- By 2040, homeownership rates are projected to decline for everyone, but it is projected to be most pronounced among Black households. (Urban Institute)
While the country is rapidly becoming more diverse, the housing industry is not. And it is imperative that the industry reflect the country it serves to more effectively address the inequities that have disadvantaged far too many. According to statistics compiled by the Brookings Institute, as of 2019, Whites, Hispanic or Latino, Blacks, and Asian Americans currently represent 60.1%, 18.5%, 12.5%, and 5.9% of the U.S. population, respectively. In comparison, our industry is 71.6% White, while Hispanic or Latino, Blacks, and Asian Americans represent 9.1%, 7.5%, and 9.4%, respectively.
From 2000-2019, the housing industry workforce increased by 66%, yet the representation of Hispanic or Latino and Blacks only increased by 5% and 1.98%, respectively.
During the same 19-year period, Hispanic or Latino CEO representation in the housing industry increased by 4.15% and Black CEO representation edged up by just 0.34%.
If the housing industry falls victim to what Dr. Martin Luther King Jr. once described as the "tranquilizing drug of gradualism," it will take 114 years for the industry to mirror the diversity of our nation. Consequently, doing nothing is not an option.
So how do we respond to a challenge that could take more than a lifetime to fix? First, we must acknowledge that the status quo is unacceptable and second, we must act with intentionality.
In 2018, Fannie Mae created Future Housing Leaders (FHL) to use its position in the housing ecosystem by rallying its customers in a concerted effort to diversify the housing industry. Future Housing Leaders connects college students to paid summer internships and early career opportunities in the housing industry, with an emphasis on recruiting where historically underrepresented groups can be made aware of these opportunities. Future Housing Leaders partners with the Hispanic Association of Colleges and Universities and Management Leadership for Tomorrow (MLT) for assistance in recruiting at institutions with significant racial and ethnic diversity. In turn, Future Housing Leaders provides students with resources to better understand the housing industry and with tools and trainings to help them with on-the-job readiness. To further position Future Housing Leaders participants for success, they also receive access to a free curriculum offered by Fannie Mae University and resources from the Mortgage Bankers Association to deepen their industry knowledge.

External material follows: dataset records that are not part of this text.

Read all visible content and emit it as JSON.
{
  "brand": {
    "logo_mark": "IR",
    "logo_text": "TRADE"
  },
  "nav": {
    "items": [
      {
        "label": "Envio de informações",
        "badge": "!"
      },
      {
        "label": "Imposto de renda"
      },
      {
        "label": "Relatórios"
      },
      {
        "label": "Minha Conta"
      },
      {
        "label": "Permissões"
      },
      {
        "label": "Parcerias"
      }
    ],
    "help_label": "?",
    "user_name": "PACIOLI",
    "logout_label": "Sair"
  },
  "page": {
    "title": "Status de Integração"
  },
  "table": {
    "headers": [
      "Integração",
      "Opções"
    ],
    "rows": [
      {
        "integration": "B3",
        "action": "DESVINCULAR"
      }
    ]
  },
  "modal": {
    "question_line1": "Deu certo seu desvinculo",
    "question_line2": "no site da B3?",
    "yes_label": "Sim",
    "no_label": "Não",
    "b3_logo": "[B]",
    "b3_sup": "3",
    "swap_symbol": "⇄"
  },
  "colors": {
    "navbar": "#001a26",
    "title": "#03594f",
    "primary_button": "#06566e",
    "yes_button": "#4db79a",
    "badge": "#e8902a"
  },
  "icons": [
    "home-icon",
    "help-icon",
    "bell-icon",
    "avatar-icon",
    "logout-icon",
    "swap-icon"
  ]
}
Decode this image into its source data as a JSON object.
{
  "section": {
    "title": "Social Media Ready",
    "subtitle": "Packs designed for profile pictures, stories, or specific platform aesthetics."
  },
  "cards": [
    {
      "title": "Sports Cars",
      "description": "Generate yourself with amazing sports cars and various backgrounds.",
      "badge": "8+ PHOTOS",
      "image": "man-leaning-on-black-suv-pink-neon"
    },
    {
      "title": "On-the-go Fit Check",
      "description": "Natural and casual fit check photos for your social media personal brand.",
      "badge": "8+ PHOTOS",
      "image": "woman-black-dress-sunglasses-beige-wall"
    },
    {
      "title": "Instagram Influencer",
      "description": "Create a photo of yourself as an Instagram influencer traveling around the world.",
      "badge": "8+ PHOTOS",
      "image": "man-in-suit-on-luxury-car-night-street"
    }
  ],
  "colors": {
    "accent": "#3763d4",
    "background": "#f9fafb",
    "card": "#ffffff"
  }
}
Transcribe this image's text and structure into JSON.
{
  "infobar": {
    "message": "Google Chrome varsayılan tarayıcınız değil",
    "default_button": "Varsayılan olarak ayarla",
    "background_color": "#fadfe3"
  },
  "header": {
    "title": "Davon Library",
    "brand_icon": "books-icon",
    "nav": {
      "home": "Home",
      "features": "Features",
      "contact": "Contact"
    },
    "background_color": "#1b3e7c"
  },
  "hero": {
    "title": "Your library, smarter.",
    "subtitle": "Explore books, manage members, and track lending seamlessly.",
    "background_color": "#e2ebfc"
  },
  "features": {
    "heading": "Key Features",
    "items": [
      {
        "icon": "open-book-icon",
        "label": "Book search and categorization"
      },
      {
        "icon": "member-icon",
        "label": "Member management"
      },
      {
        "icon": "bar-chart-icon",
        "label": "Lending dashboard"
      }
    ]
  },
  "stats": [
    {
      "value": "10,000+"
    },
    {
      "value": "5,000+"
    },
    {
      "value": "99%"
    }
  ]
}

It is daunting to take on a representation gap so huge that it would take over a century to close without intervention. By joining Future Housing Leaders, companies in the housing industry can leverage the program as an additional tool to diversify their organizations. While this undertaking is not an easy feat, it is exciting to tackle this challenge with steadfast partners who share Fannie Mae’s commitment to promoting diversity, equity, and inclusion. If we succeed, our efforts will have a resounding impact on the housing industry, homebuyers and renters, and the careers of Future Housing Leaders participants. Your involvement in Future Housing Leaders is not only the right thing to do, it’s the smart thing to do.
Kenneth Imo, Vice President, Office of Minority & Women Inclusion
March 10, 2021